It was shown that many samples take up moisture irreversibly under the experimental conditions such as amorphous sucrose and
other freeze-dried samples, as well as unstable crystalline forms of compounds. Wet samples such as soaked brick and archaeological
wood from a well dry out irreversibly even at 100% RH.
Recording isotherms at different temperatures allows the calculation of enthalpies of water sorption. If these are compared
with the enthalpy of water condensation the two processes can be compared quantitatively.
The technique of gravimetric water sorption was used to identify samples which appear to interact with water as a chemical
reagent. These were distinguished from those which take up moisture purely physically. In the latter case water acts as a
probe which aids the characterization of the sample surfaces and their hydration states. After identifying the features in
the sorption behavior which allow this distinction to be made, we drew the following conclusions:
1. Few if any of the samples investigated interact chemically with water.
2. The demonstration of chemical interaction of a sample with water and other vapors by sorption studies alone is not always
3. Chemical interaction of water with samples appears to be relatively rare. The major problems associated with high humidity
in the production, storage and handling of samples therefore seem to be due to physical rather than chemical degradation.
Authors:C. Barba, M. Martí, A. Roddick-Lanzilotta, A. Manich, J. Carilla, J. Parra, and L. Coderch
Most beauty care products and treatments primarily affect the cuticle layers of hair fibers. The resulting damage has an adverse
effect on hair water absorption. Water changes a wide variety of properties of human hair and is therefore of fundamental
interest. Wool proteins are mild, natural, biodegradable, and sustainably produced with multiple functionalities and potential
for use in the personal care and detergent market. In this study, the effect on hair water sorption of two types of keratin
samples obtained from wool is investigated. Modifications of hair water sorption due to a bleaching treatment have been demonstrated,
with lower values of water sorption capacity and an increase of the fibers permeability. Applications of keratin peptides
and proteins to bleached hair improved the water sorption properties of the fibers and reduced their permeability.
Several lactose samples containing various amounts of amorphicity were studied with an isothermal microcalorimetric technique,
which allow to detect the heat and the quantity of water sorption simultaneously. As interaction with vapor is characteristic
of different surfaces, the samples were easy to be discriminated from each other by studying sorption behavior. With the crystalline
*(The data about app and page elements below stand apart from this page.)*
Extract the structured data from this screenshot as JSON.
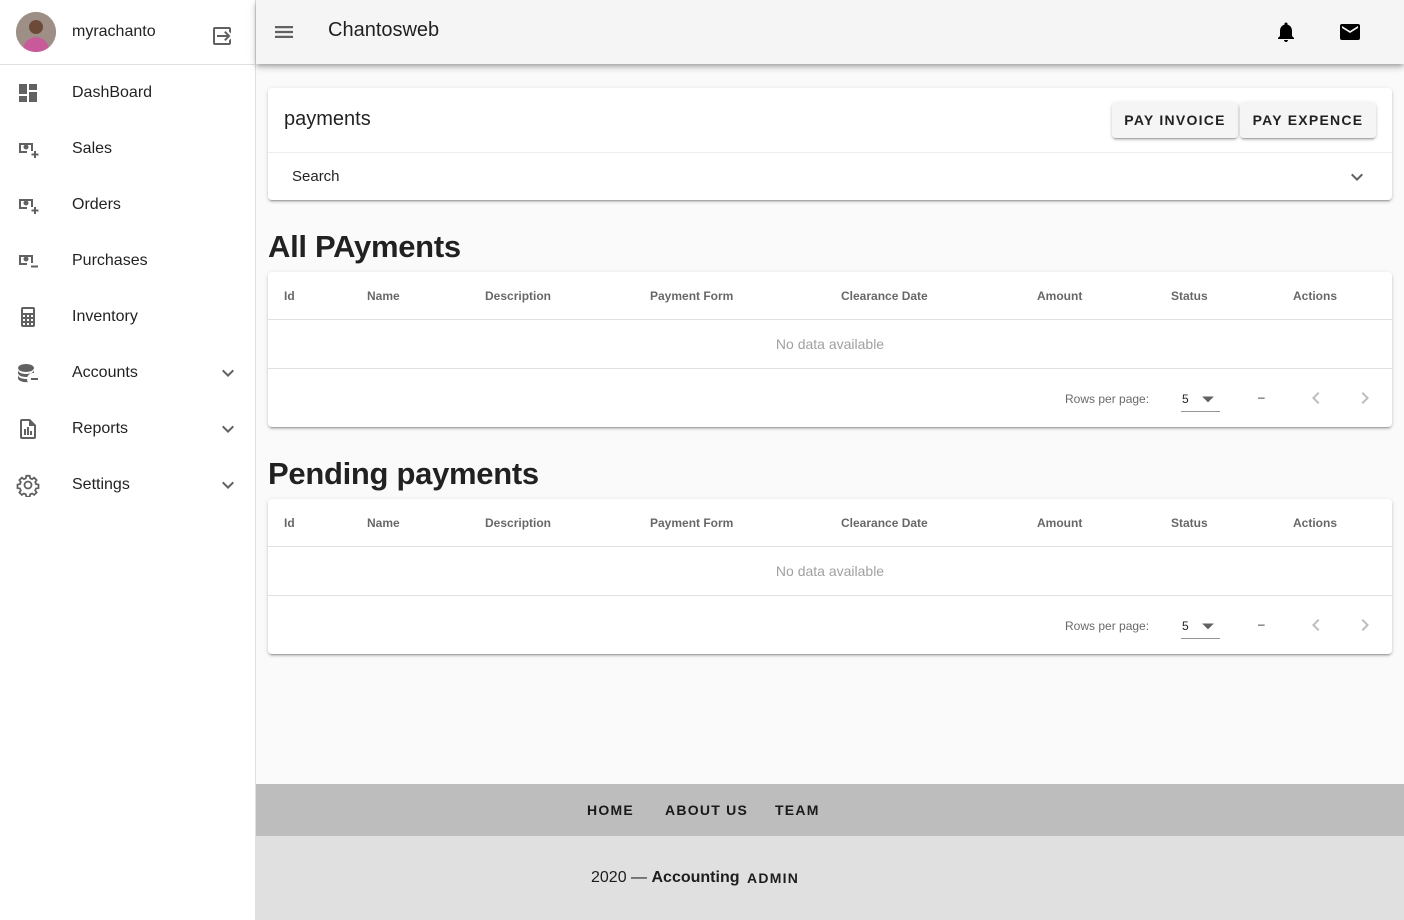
{
  "user": {
    "name": "myrachanto"
  },
  "sidebar": {
    "items": [
      {
        "label": "DashBoard",
        "icon": "dashboard-icon"
      },
      {
        "label": "Sales",
        "icon": "cash-plus-icon"
      },
      {
        "label": "Orders",
        "icon": "cash-plus-icon"
      },
      {
        "label": "Purchases",
        "icon": "cash-minus-icon"
      },
      {
        "label": "Inventory",
        "icon": "calculator-icon"
      },
      {
        "label": "Accounts",
        "icon": "database-minus-icon",
        "expandable": true
      },
      {
        "label": "Reports",
        "icon": "file-chart-icon",
        "expandable": true
      },
      {
        "label": "Settings",
        "icon": "gear-icon",
        "expandable": true
      }
    ]
  },
  "header": {
    "title": "Chantosweb"
  },
  "page": {
    "title": "payments",
    "buttons": {
      "pay_invoice": "PAY INVOICE",
      "pay_expence": "PAY EXPENCE"
    },
    "search_label": "Search"
  },
  "tables": [
    {
      "title": "All PAyments",
      "columns": [
        "Id",
        "Name",
        "Description",
        "Payment Form",
        "Clearance Date",
        "Amount",
        "Status",
        "Actions"
      ],
      "empty_text": "No data available",
      "rows_per_page_label": "Rows per page:",
      "rows_per_page_value": "5",
      "range_text": "–"
    },
    {
      "title": "Pending payments",
      "columns": [
        "Id",
        "Name",
        "Description",
        "Payment Form",
        "Clearance Date",
        "Amount",
        "Status",
        "Actions"
      ],
      "empty_text": "No data available",
      "rows_per_page_label": "Rows per page:",
      "rows_per_page_value": "5",
      "range_text": "–"
    }
  ],
  "footer": {
    "links": [
      "HOME",
      "ABOUT US",
      "TEAM"
    ],
    "year": "2020",
    "separator": "—",
    "brand": "Accounting",
    "admin": "ADMIN"
  },
  "colors": {
    "topbar": "#f5f5f5",
    "footer_links_bg": "#bdbdbd",
    "footer_bottom_bg": "#e0e0e0"
  }
}
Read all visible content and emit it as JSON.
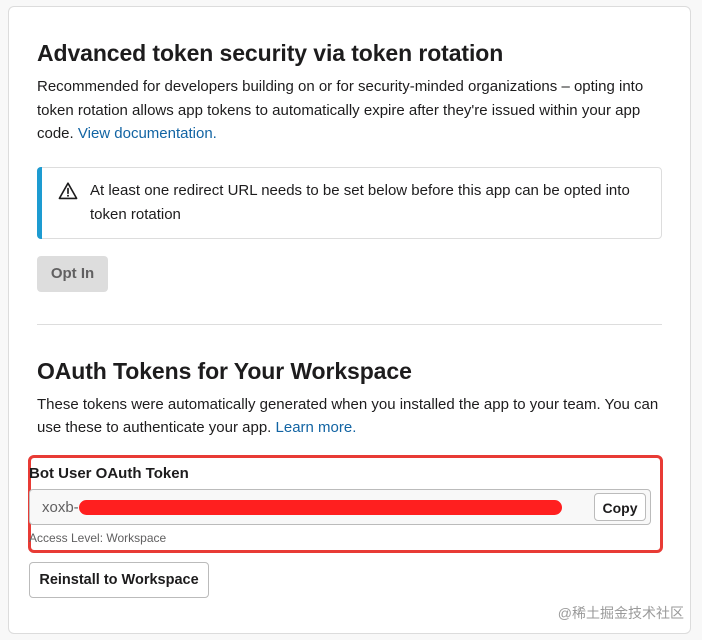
{
  "rotation": {
    "title": "Advanced token security via token rotation",
    "description": "Recommended for developers building on or for security-minded organizations – opting into token rotation allows app tokens to automatically expire after they're issued within your app code.",
    "doc_link": "View documentation.",
    "alert_icon": "warning-icon",
    "alert_text": "At least one redirect URL needs to be set below before this app can be opted into token rotation",
    "opt_in_label": "Opt In"
  },
  "oauth": {
    "title": "OAuth Tokens for Your Workspace",
    "description": "These tokens were automatically generated when you installed the app to your team. You can use these to authenticate your app.",
    "learn_more": "Learn more.",
    "bot_token_label": "Bot User OAuth Token",
    "bot_token_value": "xoxb-",
    "copy_label": "Copy",
    "access_level": "Access Level: Workspace",
    "reinstall_label": "Reinstall to Workspace"
  },
  "watermark": "@稀土掘金技术社区",
  "colors": {
    "link": "#1264a3",
    "alert_bar": "#1d9bd1",
    "highlight_border": "#e83b35",
    "redaction": "#ff1f1f"
  }
}
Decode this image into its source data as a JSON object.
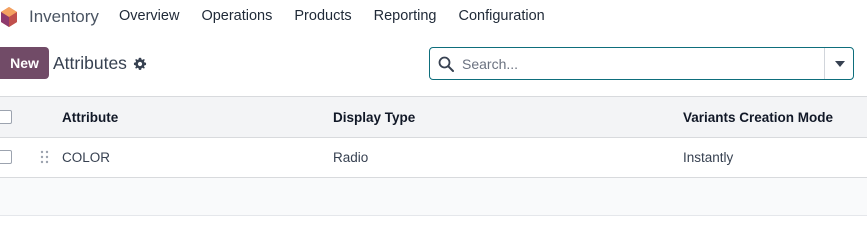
{
  "app": {
    "name": "Inventory",
    "logo_icon": "odoo-inventory-logo-icon"
  },
  "nav": {
    "items": [
      {
        "label": "Overview"
      },
      {
        "label": "Operations"
      },
      {
        "label": "Products"
      },
      {
        "label": "Reporting"
      },
      {
        "label": "Configuration"
      }
    ]
  },
  "control_panel": {
    "new_label": "New",
    "title": "Attributes",
    "settings_icon": "gear-icon"
  },
  "search": {
    "placeholder": "Search...",
    "value": "",
    "icon": "search-icon",
    "toggle_icon": "caret-down-icon"
  },
  "table": {
    "columns": [
      "Attribute",
      "Display Type",
      "Variants Creation Mode"
    ],
    "rows": [
      {
        "attribute": "COLOR",
        "display_type": "Radio",
        "creation_mode": "Instantly"
      }
    ]
  },
  "colors": {
    "primary": "#714b67",
    "search_border": "#0e6e7c",
    "header_bg": "#f3f4f6"
  }
}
lactose samples, the amount of sorbed water was too minor to be detected reliably with the technique, but differences were
found when the energy values (J g−1) were compared. In the future work, the measurement set-up will be improved so that sorption rates less than 0.1 nmol s−1 can be measured repeatably and reliably.
Differential scanning calorimetry (DSC) was used
to determine phase transitions of freeze-dried camu-camu pulp in a wide range
of moisture content. Samples were equilibrated at 25°C over saturated
salt solutions in order to obtain water activities (aw)
between 0.11–0.90. Samples with aw>0.90
were obtained by direct water addition. At the low and intermediate moisture
content range, Gordon–Taylor model was able to predict the plasticizing
effect of water. In samples, with aw>0.90,
the glass transition curve exhibited a discontinuity and T’g was practically constant (–58.8°C), representing the glass transition
temperature of the maximally concentrated phase(Tg